TPM: What would you tell a child of eight or nine to inspire her/him to keep rising like you?

It`s not my goal to inspire anyone to become like me. There are so many incredible beings out there to become like. We are all unique in our own ways. The only thing I want for all children on this planet is that they have access to basic human rights such as education. I want them to have a voice and the opportunity and freedom to decide themselves who they want to become.


TPM: What within you gives you the power to move forward and continue with the work you are doing?

My soul. I have a very deep and strong connection with my soul and I turn inwards to the  most inner depths of it as much as I can through meditation.

I believe that if we all understand who we really are and that we are all part of a shared network of consciousness not separate from each other, we are able to identify with and sense the suffering of the unprivileged and therefore respond with altruistic acts. We humans tend to forget that our individual self, which is turned towards materialism, is an illusion, a matrix of false beliefs made up by the ego. The nature of our true self is to serve without the desire for personal gain and by helping others its purpose is carried out. Whenever I connect to my soul, I feel this tingling sensation in my heart. I call it Love and this Love is what gives me power to keep going. So, by acting from this very loving place I can do nothing, but good. 


TPM: Who is the most important person in your life and how does this person inspire and motivate you?

I do not have one specific most important person in my life as I am blessed to be surrounded by many wonderful people whom I all love and respect equally. They are my inspiration to become the best version of myself. What motivates me the most is my very strong sense for equality and the desire to give back to people in need.


TPM: Can you tell us a few children`s names and their most powerful qualities?

We have over 300 students and all of them are unique.

I would prefer giving you some examples of former students:

1. Pranab&Pallab (Male):

Two brothers we randomly met in the village before we started our project. During this time they were working for their parents in the field. When they started studying at our school, they proofed to be exceptionally talented and once they left to High School, they got the opportunity to skip a full year and got promoted to a higher class. If we didnt provide them with access to education, they would still be working in the fields not being aware of their rights.

2. Suvendu (Male)
He left our school and is now reading in Class 6: He is within the Top 3 of all students in his class.

3. Chaitali (Female)
She left our school and is now reading in Class 5: She is within the Top 3 of all students in her class.

4. Ajina (Female)

She is from a very poor family and is enrolled in our Education Support Programme. At her age girls usually get married off. However, she is fully aware of her rights and dreams of becoming a school teacher. Her goal is to become independent and fight against early marriage.

5. Julekha (Female)

She was enrolled in our Education Support Programme and was going to get married in 2016. Thanks to our teachers and social workers who managed to convince her parents not to choose this path, she is now studying at University. 


TPM: How do you see yourself in the next 10 years?

I would already find it difficult if you asked me where I see myself in 1 year. (laugh)
I`m the kind of person who takes every day how it comes. I do plan what`s necessary and Im very reliable. However, I mostly go with the flow.

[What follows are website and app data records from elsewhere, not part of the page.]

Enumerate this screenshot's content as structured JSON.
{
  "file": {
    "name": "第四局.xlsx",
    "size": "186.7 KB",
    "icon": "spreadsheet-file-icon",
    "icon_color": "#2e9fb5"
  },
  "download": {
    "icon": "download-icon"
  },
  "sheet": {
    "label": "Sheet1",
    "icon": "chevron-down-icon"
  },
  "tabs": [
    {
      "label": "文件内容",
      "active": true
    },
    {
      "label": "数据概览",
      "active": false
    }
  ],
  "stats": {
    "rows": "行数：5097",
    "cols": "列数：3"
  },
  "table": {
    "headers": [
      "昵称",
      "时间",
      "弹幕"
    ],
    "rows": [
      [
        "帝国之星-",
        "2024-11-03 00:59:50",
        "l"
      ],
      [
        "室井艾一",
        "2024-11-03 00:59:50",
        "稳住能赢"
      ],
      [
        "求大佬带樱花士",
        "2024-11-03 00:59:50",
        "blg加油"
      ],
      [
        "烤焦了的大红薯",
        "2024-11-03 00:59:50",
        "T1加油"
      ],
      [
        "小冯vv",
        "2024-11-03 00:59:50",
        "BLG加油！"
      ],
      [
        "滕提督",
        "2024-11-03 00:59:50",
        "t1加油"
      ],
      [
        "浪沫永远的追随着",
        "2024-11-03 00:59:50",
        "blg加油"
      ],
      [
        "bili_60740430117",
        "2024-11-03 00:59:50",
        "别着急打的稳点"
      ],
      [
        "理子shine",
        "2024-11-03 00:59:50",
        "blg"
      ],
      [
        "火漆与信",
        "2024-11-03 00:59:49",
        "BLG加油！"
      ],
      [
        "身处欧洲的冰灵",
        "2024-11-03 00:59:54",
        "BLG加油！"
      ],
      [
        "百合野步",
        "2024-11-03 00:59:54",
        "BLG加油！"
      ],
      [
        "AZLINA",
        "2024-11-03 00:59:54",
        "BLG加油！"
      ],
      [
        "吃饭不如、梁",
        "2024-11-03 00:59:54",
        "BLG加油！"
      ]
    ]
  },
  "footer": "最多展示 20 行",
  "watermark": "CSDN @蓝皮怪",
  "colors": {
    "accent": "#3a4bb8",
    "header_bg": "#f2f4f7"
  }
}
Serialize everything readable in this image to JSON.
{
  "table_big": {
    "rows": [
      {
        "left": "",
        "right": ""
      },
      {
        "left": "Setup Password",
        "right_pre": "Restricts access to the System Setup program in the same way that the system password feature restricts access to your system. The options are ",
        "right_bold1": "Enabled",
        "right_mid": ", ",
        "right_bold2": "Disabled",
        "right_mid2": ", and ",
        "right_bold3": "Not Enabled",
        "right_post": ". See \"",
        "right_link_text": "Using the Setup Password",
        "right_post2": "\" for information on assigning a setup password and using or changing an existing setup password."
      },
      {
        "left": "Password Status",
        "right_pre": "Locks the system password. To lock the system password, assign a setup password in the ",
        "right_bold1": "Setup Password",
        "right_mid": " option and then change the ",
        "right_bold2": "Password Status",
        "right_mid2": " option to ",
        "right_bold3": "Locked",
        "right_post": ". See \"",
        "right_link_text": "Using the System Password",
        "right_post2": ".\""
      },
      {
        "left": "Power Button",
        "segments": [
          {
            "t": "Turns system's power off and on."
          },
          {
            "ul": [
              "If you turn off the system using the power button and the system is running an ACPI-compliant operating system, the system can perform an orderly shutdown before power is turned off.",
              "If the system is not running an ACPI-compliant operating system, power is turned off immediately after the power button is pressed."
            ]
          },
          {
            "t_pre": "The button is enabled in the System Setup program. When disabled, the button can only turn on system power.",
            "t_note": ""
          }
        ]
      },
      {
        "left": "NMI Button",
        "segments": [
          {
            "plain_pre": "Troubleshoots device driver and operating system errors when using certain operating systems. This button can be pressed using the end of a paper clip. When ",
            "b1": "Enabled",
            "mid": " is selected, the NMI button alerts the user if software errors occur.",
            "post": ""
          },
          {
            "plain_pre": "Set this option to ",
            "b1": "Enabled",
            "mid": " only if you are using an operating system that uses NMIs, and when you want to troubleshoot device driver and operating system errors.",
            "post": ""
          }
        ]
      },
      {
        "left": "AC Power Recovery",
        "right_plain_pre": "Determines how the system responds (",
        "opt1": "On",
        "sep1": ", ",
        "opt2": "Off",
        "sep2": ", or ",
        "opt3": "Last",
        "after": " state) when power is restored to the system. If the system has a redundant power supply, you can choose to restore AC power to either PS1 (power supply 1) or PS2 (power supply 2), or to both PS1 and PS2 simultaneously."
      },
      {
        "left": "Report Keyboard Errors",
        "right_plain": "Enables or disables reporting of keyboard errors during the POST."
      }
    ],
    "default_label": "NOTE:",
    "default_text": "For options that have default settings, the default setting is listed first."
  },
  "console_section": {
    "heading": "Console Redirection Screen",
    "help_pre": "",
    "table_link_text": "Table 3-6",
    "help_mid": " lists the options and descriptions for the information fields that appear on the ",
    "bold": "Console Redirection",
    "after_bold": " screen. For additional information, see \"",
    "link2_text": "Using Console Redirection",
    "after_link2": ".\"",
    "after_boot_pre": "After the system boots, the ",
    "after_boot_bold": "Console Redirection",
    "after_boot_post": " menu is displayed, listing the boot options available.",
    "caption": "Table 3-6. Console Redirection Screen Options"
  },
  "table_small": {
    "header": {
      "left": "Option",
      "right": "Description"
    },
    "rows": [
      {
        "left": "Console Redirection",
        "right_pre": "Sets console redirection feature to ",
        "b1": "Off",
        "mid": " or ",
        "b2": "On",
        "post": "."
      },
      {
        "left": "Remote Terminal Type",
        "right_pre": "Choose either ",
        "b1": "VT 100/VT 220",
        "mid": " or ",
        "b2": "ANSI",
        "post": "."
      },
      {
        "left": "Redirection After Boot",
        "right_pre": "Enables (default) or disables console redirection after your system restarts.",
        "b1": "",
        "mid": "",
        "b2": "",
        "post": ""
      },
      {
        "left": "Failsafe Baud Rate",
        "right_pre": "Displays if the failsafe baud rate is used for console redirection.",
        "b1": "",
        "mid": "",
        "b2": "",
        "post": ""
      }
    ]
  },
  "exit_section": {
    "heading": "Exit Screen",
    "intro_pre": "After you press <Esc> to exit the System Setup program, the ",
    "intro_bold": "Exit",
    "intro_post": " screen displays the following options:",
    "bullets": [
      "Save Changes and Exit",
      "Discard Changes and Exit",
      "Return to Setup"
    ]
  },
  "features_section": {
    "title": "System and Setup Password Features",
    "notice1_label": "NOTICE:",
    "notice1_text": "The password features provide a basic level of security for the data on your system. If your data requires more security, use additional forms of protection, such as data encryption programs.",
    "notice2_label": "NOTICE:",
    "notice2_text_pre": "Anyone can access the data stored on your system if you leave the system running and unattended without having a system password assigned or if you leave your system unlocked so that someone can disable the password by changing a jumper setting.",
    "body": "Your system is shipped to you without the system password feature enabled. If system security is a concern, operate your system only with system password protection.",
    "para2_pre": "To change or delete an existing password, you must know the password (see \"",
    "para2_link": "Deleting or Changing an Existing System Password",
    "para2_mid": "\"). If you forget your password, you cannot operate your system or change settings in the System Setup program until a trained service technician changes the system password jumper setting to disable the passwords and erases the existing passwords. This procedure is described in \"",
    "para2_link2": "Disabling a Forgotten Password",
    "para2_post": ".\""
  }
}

I have a lot of trust in the universe and I know it will lead me to where I must be. There is one thing I’m sure about: I will be helping people. Its what my soul needs. I believe it’s my life purpose.


No Comments Yet

Leave a Reply

Your email address will not be published.

This site uses Akismet to reduce spam. Learn how your comment data is processed.